08 Sep 2016

Objectives

To examine the long-term development of physical and mental health following exposure to a volcanic eruption.

Design

Population-based prospective cohort study.

Setting

In spring 2010, the Icelandic volcano Eyjafjallajökull erupted. Data were collected at 2 time points: in 2010 and 2013.

Participants

Adult residents in areas close to the Eyjafjallajökull volcano (N=1096), divided according to exposure levels, and a non-exposed sample (n=475), with 80% participation rate in 2013.
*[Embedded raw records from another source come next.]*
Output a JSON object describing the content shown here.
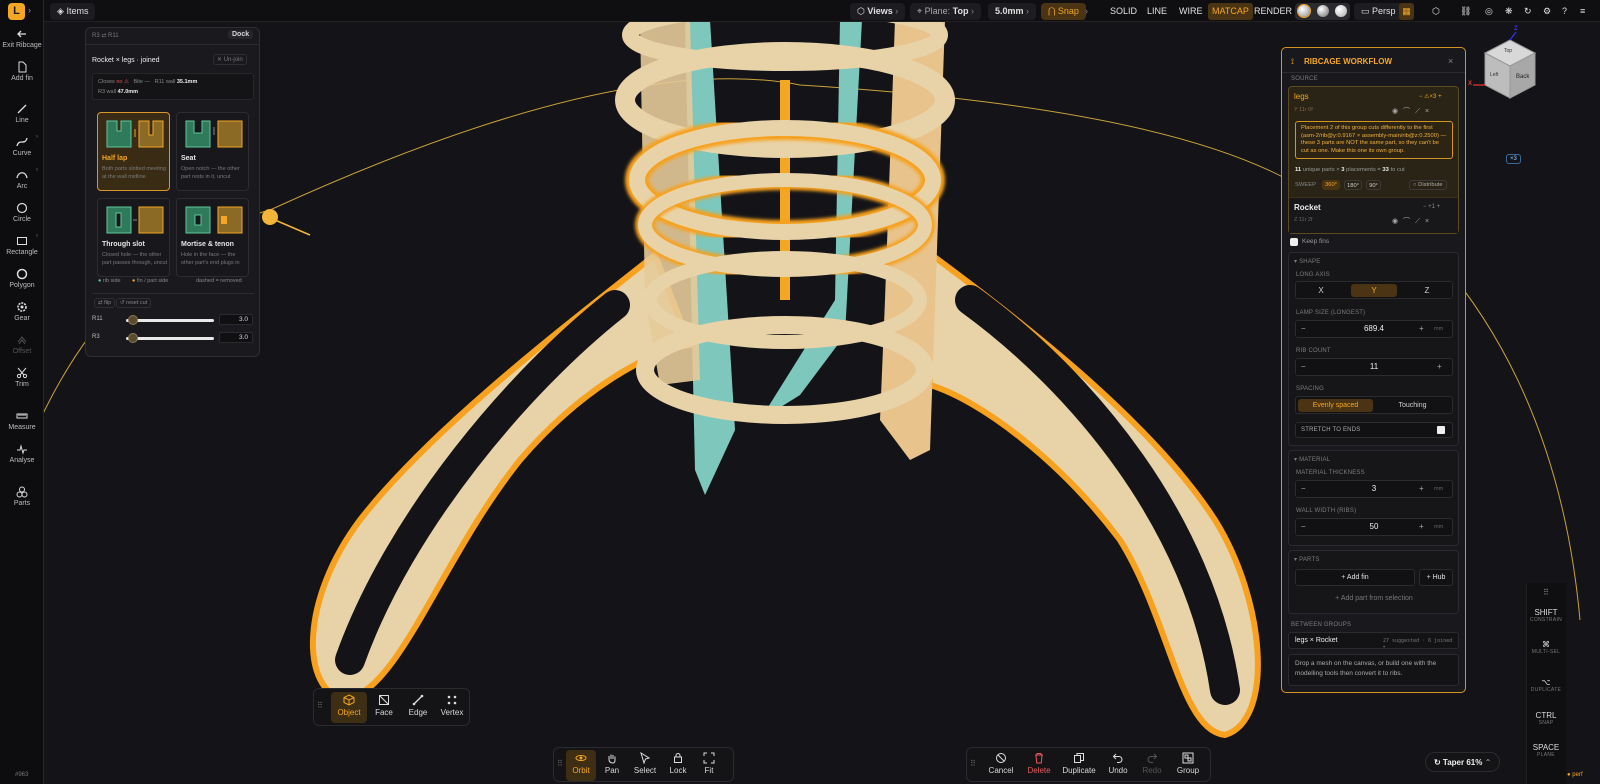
{
  "app": {
    "logo_letter": "L",
    "accent": "#f5a623",
    "build": "#963"
  },
  "left_tools": [
    {
      "label": "Exit Ribcage",
      "icon": "arrow-left-icon"
    },
    {
      "label": "Add fin",
      "icon": "file-icon"
    },
    {
      "label": "Line",
      "icon": "line-icon"
    },
    {
      "label": "Curve",
      "icon": "curve-icon"
    },
    {
      "label": "Arc",
      "icon": "arc-icon"
    },
    {
      "label": "Circle",
      "icon": "circle-icon"
    },
    {
      "label": "Rectangle",
      "icon": "rectangle-icon"
    },
    {
      "label": "Polygon",
      "icon": "polygon-icon"
    },
    {
      "label": "Gear",
      "icon": "gear-icon"
    },
    {
      "label": "Offset",
      "icon": "offset-icon"
    },
    {
      "label": "Trim",
      "icon": "scissors-icon"
    },
    {
      "label": "Measure",
      "icon": "ruler-icon"
    },
    {
      "label": "Analyse",
      "icon": "pulse-icon"
    },
    {
      "label": "Parts",
      "icon": "parts-icon"
    }
  ],
  "topbar": {
    "items_label": "Items",
    "views_label": "Views",
    "plane_label": "Plane:",
    "plane_value": "Top",
    "grid_value": "5.0mm",
    "snap_label": "Snap",
    "modes": [
      "SOLID",
      "LINE",
      "WIRE",
      "MATCAP",
      "RENDER"
    ],
    "active_mode": "MATCAP",
    "projection": "Persp"
  },
  "joint_panel": {
    "header": "R3 ⇄ R11",
    "dock_label": "Dock",
    "title": "Rocket × legs · joined",
    "unjoin_label": "✕ Un-join",
    "closes_label": "Closes",
    "closes_value": "no ⚠",
    "bite_label": "Bite",
    "bite_value": "—",
    "r11_wall_label": "R11 wall",
    "r11_wall_value": "35.1mm",
    "r3_wall_label": "R3 wall",
    "r3_wall_value": "47.0mm",
    "joints": [
      {
        "title": "Half lap",
        "desc": "Both parts slotted meeting at the wall midline",
        "selected": true
      },
      {
        "title": "Seat",
        "desc": "Open notch — the other part rests in it, uncut",
        "selected": false
      },
      {
        "title": "Through slot",
        "desc": "Closed hole — the other part passes through, uncut",
        "selected": false
      },
      {
        "title": "Mortise & tenon",
        "desc": "Hole in the face — the other part's end plugs in",
        "selected": false
      }
    ],
    "legend_rib": "rib side",
    "legend_fin": "fin / part side",
    "legend_dashed": "dashed = removed",
    "flip_label": "⇄ flip",
    "reset_label": "↺ reset cut",
    "sliders": [
      {
        "label": "R11",
        "value": "3.0",
        "fraction": 0.05
      },
      {
        "label": "R3",
        "value": "3.0",
        "fraction": 0.05
      }
    ]
  },
  "workflow": {
    "title": "RIBCAGE WORKFLOW",
    "source_label": "SOURCE",
    "groups": [
      {
        "name": "legs",
        "meta": "Y 11r 0f",
        "badge": "⚠×3"
      },
      {
        "name": "Rocket",
        "meta": "Z 11r 2f",
        "badge": "+1"
      }
    ],
    "warning": "Placement 2 of this group cuts differently to the first (asm-2/rib@y:0.9167 × assembly-main/rib@z:0.2500) — these 3 parts are NOT the same part, so they can't be cut as one. Make this one its own group.",
    "parts_summary_a": "11",
    "parts_summary_b": "unique parts ×",
    "parts_summary_c": "3",
    "parts_summary_d": "placements =",
    "parts_summary_e": "33",
    "parts_summary_f": "to cut",
    "sweep_label": "SWEEP",
    "sweep_options": [
      "360°",
      "180°",
      "90°"
    ],
    "distribute_label": "Distribute",
    "keep_fins_label": "Keep fins",
    "shape_label": "SHAPE",
    "long_axis_label": "LONG AXIS",
    "axes": [
      "X",
      "Y",
      "Z"
    ],
    "active_axis": "Y",
    "lamp_size_label": "LAMP SIZE (LONGEST)",
    "lamp_size": "689.4",
    "rib_count_label": "RIB COUNT",
    "rib_count": "11",
    "spacing_label": "SPACING",
    "spacing_options": [
      "Evenly spaced",
      "Touching"
    ],
    "stretch_label": "STRETCH TO ENDS",
    "material_label": "MATERIAL",
    "thickness_label": "MATERIAL THICKNESS",
    "thickness": "3",
    "wall_label": "WALL WIDTH (RIBS)",
    "wall": "50",
    "unit": "mm",
    "parts_label": "PARTS",
    "add_fin": "+ Add fin",
    "add_hub": "+ Hub",
    "add_part": "+ Add part from selection",
    "between_label": "BETWEEN GROUPS",
    "between_pair": "legs × Rocket",
    "between_meta": "27 suggested · 6 joined ▸",
    "hint": "Drop a mesh on the canvas, or build one with the modelling tools then convert it to ribs."
  },
  "viewcube": {
    "top": "Top",
    "left": "Left",
    "back": "Back",
    "axis_x": "X",
    "axis_z": "Z",
    "badge": "×3"
  },
  "select_modes": {
    "items": [
      "Object",
      "Face",
      "Edge",
      "Vertex"
    ],
    "active": "Object"
  },
  "nav_bar": {
    "items": [
      "Orbit",
      "Pan",
      "Select",
      "Lock",
      "Fit"
    ],
    "active": "Orbit"
  },
  "edit_bar": {
    "items": [
      "Cancel",
      "Delete",
      "Duplicate",
      "Undo",
      "Redo",
      "Group"
    ]
  },
  "shortcuts": [
    {
      "key": "SHIFT",
      "desc": "CONSTRAIN"
    },
    {
      "key": "⌘",
      "desc": "MULTI-SEL"
    },
    {
      "key": "⌥",
      "desc": "DUPLICATE"
    },
    {
      "key": "CTRL",
      "desc": "SNAP"
    },
    {
      "key": "SPACE",
      "desc": "PLANE"
    }
  ],
  "perf_label": "● perf",
  "taper_label": "↻ Taper 61%"
}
Main outcome measures

Physical symptoms in the previous year (chronic) and previous month (recent), and psychological distress (General Health Questionnaire-12-item version, GHQ-12), perceived stress (Perceived Stress Scale, PSS-4) and post traumatic stress disorder (PTSD) symptoms (Primary Care PTSD, PC-PTSD).

Results

In the exposed group, certain symptoms were higher in 2013 than in 2010, for example, morning phlegm during winter (OR 2.14; 95% CI 1.49 to 3.06), skin rash/eczema (OR 2.86; 95% CI 1.76 to 4.65), back pain (OR 1.45; 95% CI 1.03 to 2.05) and insomnia (OR 1.53; 95% CI 1.01 to 2.30), in addition to a higher prevalence of regular use of certain medications (eg, for asthma (OR 2.80; 95% CI 1.01 to 7.77)). PTSD symptoms decreased between 2010 and 2013 (OR 0.33; 95% CI 0.17 to 0.61), while the prevalence of psychological distress and perceived stress remained similar. In 2013, the exposed group showed a higher prevalence of various respiratory symptoms than did the non-exposed group, such as wheezing without a cold (high exposure OR 2.35; 95% CI 1.27 to 4.47) and phlegm (high exposure OR 2.81; 95% CI 1.48 to 5.55), some symptoms reflecting the degree of exposure (eg, nocturnal chest tightness (medium exposed OR 3.09; 95% CI 1.21 to 10.46; high exposed OR 3.42; 95% CI 1.30 to 11.79)).

Conclusions

The findings indicate that people exposed to a volcanic eruption, especially those most exposed, exhibit increased risk of certain symptoms 3–4 years after the eruption.

Click here to view the full article which appeared in BMJ Open